■ **What you need to do**
Look for the string "JSON" in the data below, and copy each line that holds it.

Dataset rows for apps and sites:
*** Block opens ***
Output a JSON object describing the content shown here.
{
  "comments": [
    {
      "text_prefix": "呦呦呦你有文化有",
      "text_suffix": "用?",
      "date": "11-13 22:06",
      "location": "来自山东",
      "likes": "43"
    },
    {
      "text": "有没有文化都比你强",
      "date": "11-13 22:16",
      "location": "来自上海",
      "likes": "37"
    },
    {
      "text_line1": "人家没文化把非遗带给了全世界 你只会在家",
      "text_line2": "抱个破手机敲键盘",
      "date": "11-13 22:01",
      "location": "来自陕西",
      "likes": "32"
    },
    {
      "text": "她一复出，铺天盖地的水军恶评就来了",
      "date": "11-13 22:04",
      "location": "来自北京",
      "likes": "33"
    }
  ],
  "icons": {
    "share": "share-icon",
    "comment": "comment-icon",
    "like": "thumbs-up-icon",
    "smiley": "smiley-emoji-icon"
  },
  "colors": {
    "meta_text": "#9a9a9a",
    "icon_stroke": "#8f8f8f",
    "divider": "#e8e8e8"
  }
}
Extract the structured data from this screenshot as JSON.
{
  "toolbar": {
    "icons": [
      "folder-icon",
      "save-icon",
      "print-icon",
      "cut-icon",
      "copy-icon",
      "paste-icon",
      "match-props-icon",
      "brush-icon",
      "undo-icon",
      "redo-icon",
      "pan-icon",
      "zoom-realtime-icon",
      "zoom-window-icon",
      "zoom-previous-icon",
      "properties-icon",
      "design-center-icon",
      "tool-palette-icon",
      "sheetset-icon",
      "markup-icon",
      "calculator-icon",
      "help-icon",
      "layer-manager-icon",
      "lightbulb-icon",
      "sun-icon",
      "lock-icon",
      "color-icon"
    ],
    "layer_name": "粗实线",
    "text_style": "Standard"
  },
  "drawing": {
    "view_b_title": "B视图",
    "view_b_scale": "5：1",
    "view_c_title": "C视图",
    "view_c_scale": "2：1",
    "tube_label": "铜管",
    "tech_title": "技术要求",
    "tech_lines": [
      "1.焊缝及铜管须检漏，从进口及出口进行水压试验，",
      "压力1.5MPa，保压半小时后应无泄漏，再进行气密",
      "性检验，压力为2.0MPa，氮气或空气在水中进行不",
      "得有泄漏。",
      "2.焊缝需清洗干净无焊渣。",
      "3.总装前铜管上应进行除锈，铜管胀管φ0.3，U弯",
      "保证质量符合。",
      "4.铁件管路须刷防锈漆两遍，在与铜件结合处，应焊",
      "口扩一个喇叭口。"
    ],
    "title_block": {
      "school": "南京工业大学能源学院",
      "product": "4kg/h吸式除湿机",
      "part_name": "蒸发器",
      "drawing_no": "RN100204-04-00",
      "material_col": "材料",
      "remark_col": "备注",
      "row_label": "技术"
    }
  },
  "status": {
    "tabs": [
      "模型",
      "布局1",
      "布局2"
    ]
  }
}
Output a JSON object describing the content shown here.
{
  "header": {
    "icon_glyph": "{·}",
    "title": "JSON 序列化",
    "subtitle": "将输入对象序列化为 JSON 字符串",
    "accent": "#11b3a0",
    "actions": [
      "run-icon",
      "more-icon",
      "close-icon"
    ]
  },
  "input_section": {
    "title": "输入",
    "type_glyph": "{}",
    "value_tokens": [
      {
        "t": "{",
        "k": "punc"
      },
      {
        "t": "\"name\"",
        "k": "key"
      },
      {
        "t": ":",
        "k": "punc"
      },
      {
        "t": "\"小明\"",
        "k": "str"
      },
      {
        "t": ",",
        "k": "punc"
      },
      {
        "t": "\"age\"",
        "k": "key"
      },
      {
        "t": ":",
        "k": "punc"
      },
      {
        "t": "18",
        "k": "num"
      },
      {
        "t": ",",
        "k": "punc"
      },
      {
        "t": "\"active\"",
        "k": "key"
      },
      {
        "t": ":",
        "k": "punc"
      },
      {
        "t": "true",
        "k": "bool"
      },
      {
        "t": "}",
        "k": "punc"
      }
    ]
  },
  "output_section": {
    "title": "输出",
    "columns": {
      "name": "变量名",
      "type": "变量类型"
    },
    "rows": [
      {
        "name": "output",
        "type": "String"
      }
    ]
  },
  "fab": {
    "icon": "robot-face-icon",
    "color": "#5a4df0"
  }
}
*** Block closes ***
■ **Response area**
Output a JSON object describing the content shown here.
Extract the structured data from this screenshot as JSON.
Output a JSON object describing the content shown here.
    "title": "JSON 序列化",
    "subtitle": "将输入对象序列化为 JSON 字符串",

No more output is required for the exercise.